START Data shown
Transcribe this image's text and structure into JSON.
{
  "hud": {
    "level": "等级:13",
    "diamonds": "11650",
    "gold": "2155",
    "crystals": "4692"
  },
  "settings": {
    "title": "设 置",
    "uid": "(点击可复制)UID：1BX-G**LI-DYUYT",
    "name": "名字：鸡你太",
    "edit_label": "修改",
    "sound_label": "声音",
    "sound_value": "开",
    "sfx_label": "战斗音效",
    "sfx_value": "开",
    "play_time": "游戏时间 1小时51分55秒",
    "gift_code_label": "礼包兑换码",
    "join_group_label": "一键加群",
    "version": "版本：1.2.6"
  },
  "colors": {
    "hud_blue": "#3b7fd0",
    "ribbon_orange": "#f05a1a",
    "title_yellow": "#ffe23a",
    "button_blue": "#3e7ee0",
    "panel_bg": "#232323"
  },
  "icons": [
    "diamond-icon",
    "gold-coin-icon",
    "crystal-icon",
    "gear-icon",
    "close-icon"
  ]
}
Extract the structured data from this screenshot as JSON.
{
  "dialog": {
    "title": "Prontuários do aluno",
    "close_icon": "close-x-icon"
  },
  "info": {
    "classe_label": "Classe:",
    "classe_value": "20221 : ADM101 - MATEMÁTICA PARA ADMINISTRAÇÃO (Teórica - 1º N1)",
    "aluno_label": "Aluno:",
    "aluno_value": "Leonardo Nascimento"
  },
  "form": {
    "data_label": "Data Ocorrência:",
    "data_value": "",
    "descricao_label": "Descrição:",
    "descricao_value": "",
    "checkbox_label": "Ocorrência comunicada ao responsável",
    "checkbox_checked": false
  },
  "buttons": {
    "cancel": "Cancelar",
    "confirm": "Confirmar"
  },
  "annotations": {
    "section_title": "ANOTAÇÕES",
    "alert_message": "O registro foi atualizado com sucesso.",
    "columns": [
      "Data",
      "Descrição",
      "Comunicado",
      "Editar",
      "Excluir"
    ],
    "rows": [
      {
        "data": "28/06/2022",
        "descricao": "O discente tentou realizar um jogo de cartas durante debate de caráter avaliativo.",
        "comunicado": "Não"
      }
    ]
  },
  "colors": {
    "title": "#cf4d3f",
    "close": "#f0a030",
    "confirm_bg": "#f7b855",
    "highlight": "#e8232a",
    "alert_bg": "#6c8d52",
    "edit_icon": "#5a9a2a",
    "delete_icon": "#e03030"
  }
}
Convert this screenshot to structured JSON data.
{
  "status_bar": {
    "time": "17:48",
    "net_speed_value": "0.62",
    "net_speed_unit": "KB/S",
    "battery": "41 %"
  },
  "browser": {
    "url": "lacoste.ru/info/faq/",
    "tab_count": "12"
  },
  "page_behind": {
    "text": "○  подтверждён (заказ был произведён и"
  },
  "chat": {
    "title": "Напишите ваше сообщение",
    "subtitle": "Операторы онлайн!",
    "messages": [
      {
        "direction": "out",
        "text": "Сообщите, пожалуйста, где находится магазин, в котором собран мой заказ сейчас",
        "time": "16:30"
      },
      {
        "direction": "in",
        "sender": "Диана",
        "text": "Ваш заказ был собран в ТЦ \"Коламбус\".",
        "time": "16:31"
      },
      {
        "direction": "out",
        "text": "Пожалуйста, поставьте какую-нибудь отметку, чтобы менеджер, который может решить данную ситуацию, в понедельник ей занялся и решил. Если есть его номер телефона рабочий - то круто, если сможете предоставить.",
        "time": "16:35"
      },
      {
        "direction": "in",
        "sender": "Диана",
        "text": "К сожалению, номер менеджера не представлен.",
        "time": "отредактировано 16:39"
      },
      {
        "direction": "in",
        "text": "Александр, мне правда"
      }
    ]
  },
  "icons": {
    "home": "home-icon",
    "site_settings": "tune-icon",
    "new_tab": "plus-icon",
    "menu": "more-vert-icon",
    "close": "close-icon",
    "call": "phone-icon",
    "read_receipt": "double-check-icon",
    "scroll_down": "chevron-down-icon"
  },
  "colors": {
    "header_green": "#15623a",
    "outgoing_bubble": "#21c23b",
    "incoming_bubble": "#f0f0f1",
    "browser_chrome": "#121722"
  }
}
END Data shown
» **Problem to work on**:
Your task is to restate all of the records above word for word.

» **Expected output**:
Transcribe this image's text and structure into JSON.
{
  "hud": {
    "level": "等级:13",
    "diamonds": "11650",
    "gold": "2155",
    "crystals": "4692"
  },
  "settings": {
    "title": "设 置",
    "uid": "(点击可复制)UID：1BX-G**LI-DYUYT",
    "name": "名字：鸡你太",
    "edit_label": "修改",
    "sound_label": "声音",
    "sound_value": "开",
    "sfx_label": "战斗音效",
    "sfx_value": "开",
    "play_time": "游戏时间 1小时51分55秒",
    "gift_code_label": "礼包兑换码",
    "join_group_label": "一键加群",
    "version": "版本：1.2.6"
  },
  "colors": {
    "hud_blue": "#3b7fd0",
    "ribbon_orange": "#f05a1a",
    "title_yellow": "#ffe23a",
    "button_blue": "#3e7ee0",
    "panel_bg": "#232323"
  },
  "icons": [
    "diamond-icon",
    "gold-coin-icon",
    "crystal-icon",
    "gear-icon",
    "close-icon"
  ]
}
Extract the structured data from this screenshot as JSON.
{
  "dialog": {
    "title": "Prontuários do aluno",
    "close_icon": "close-x-icon"
  },
  "info": {
    "classe_label": "Classe:",
    "classe_value": "20221 : ADM101 - MATEMÁTICA PARA ADMINISTRAÇÃO (Teórica - 1º N1)",
    "aluno_label": "Aluno:",
    "aluno_value": "Leonardo Nascimento"
  },
  "form": {
    "data_label": "Data Ocorrência:",
    "data_value": "",
    "descricao_label": "Descrição:",
    "descricao_value": "",
    "checkbox_label": "Ocorrência comunicada ao responsável",
    "checkbox_checked": false
  },
  "buttons": {
    "cancel": "Cancelar",
    "confirm": "Confirmar"
  },
  "annotations": {
    "section_title": "ANOTAÇÕES",
    "alert_message": "O registro foi atualizado com sucesso.",
    "columns": [
      "Data",
      "Descrição",
      "Comunicado",
      "Editar",
      "Excluir"
    ],
    "rows": [
      {
        "data": "28/06/2022",
        "descricao": "O discente tentou realizar um jogo de cartas durante debate de caráter avaliativo.",
        "comunicado": "Não"
      }
    ]
  },
  "colors": {
    "title": "#cf4d3f",
    "close": "#f0a030",
    "confirm_bg": "#f7b855",
    "highlight": "#e8232a",
    "alert_bg": "#6c8d52",
    "edit_icon": "#5a9a2a",
    "delete_icon": "#e03030"
  }
}
Convert this screenshot to structured JSON data.
{
  "status_bar": {
    "time": "17:48",
    "net_speed_value": "0.62",
    "net_speed_unit": "KB/S",
    "battery": "41 %"
  },
  "browser": {
    "url": "lacoste.ru/info/faq/",
    "tab_count": "12"
  },
  "page_behind": {
    "text": "○  подтверждён (заказ был произведён и"
  },
  "chat": {
    "title": "Напишите ваше сообщение",
    "subtitle": "Операторы онлайн!",
    "messages": [
      {
        "direction": "out",
        "text": "Сообщите, пожалуйста, где находится магазин, в котором собран мой заказ сейчас",
        "time": "16:30"
      },
      {
        "direction": "in",
        "sender": "Диана",
        "text": "Ваш заказ был собран в ТЦ \"Коламбус\".",
        "time": "16:31"
      },
      {
        "direction": "out",
        "text": "Пожалуйста, поставьте какую-нибудь отметку, чтобы менеджер, который может решить данную ситуацию, в понедельник ей занялся и решил. Если есть его номер телефона рабочий - то круто, если сможете предоставить.",
        "time": "16:35"
      },
      {
        "direction": "in",
        "sender": "Диана",
        "text": "К сожалению, номер менеджера не представлен.",
        "time": "отредактировано 16:39"
      },
      {
        "direction": "in",
        "text": "Александр, мне правда"
      }
    ]
  },
  "icons": {
    "home": "home-icon",
    "site_settings": "tune-icon",
    "new_tab": "plus-icon",
    "menu": "more-vert-icon",
    "close": "close-icon",
    "call": "phone-icon",
    "read_receipt": "double-check-icon",
    "scroll_down": "chevron-down-icon"
  },
  "colors": {
    "header_green": "#15623a",
    "outgoing_bubble": "#21c23b",
    "incoming_bubble": "#f0f0f1",
    "browser_chrome": "#121722"
  }
}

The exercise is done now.